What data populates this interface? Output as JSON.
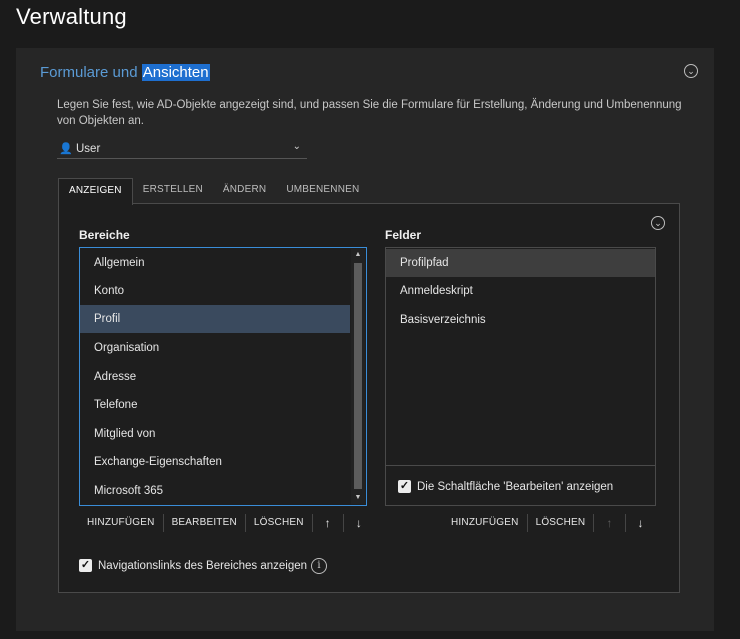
{
  "page": {
    "title": "Verwaltung"
  },
  "section": {
    "title_part1": "Formulare und ",
    "title_part2": "Ansichten",
    "description": "Legen Sie fest, wie AD-Objekte angezeigt sind, und passen Sie die Formulare für Erstellung, Änderung und Umbenennung von Objekten an.",
    "object_type": {
      "selected": "User",
      "icon": "user-icon"
    }
  },
  "tabs": [
    {
      "label": "ANZEIGEN",
      "active": true
    },
    {
      "label": "ERSTELLEN",
      "active": false
    },
    {
      "label": "ÄNDERN",
      "active": false
    },
    {
      "label": "UMBENENNEN",
      "active": false
    }
  ],
  "areas": {
    "heading": "Bereiche",
    "selected_index": 2,
    "items": [
      "Allgemein",
      "Konto",
      "Profil",
      "Organisation",
      "Adresse",
      "Telefone",
      "Mitglied von",
      "Exchange-Eigenschaften",
      "Microsoft 365"
    ],
    "buttons": {
      "add": "HINZUFÜGEN",
      "edit": "BEARBEITEN",
      "delete": "LÖSCHEN",
      "up": "↑",
      "down": "↓"
    }
  },
  "fields": {
    "heading": "Felder",
    "selected_index": 0,
    "items": [
      "Profilpfad",
      "Anmeldeskript",
      "Basisverzeichnis"
    ],
    "show_edit_button": {
      "label": "Die Schaltfläche 'Bearbeiten' anzeigen",
      "checked": true
    },
    "buttons": {
      "add": "HINZUFÜGEN",
      "delete": "LÖSCHEN",
      "up": "↑",
      "down": "↓"
    }
  },
  "nav_links": {
    "label": "Navigationslinks des Bereiches anzeigen",
    "checked": true
  },
  "colors": {
    "accent": "#5b9bd5",
    "selection": "#1e6fd0",
    "list_border": "#3a8dd8"
  }
}
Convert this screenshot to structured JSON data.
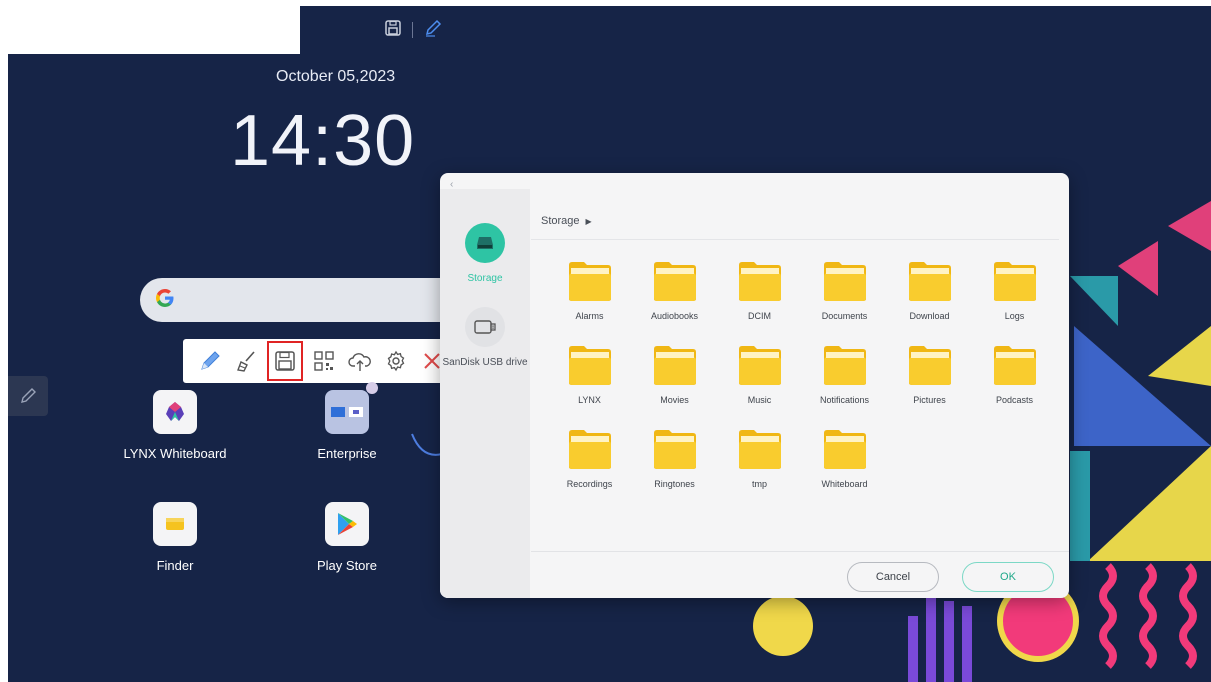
{
  "colors": {
    "background": "#162447",
    "accent": "#2ec4a4",
    "highlight": "#e02424",
    "folder": "#f5c31f"
  },
  "top_bar": {
    "icons": [
      "save-icon",
      "pen-icon"
    ]
  },
  "home": {
    "date": "October 05,2023",
    "time": "14:30"
  },
  "toolbar": {
    "icons": [
      "pen-icon",
      "eraser-icon",
      "save-icon",
      "qr-code-icon",
      "cloud-upload-icon",
      "settings-icon",
      "close-icon"
    ],
    "selected": "save-icon"
  },
  "apps": [
    {
      "label": "LYNX Whiteboard",
      "icon": "lynx-icon"
    },
    {
      "label": "Enterprise",
      "icon": "enterprise-icon"
    },
    {
      "label": "Finder",
      "icon": "finder-icon"
    },
    {
      "label": "Play Store",
      "icon": "play-store-icon"
    }
  ],
  "dialog": {
    "sidebar": [
      {
        "label": "Storage",
        "icon": "storage-icon"
      },
      {
        "label": "SanDisk USB drive",
        "icon": "usb-drive-icon"
      }
    ],
    "breadcrumb": "Storage",
    "folders": [
      "Alarms",
      "Audiobooks",
      "DCIM",
      "Documents",
      "Download",
      "Logs",
      "LYNX",
      "Movies",
      "Music",
      "Notifications",
      "Pictures",
      "Podcasts",
      "Recordings",
      "Ringtones",
      "tmp",
      "Whiteboard"
    ],
    "cancel_label": "Cancel",
    "ok_label": "OK"
  }
}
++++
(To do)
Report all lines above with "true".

(Answer area)
      "active": true
      "checked": true
    "checked": true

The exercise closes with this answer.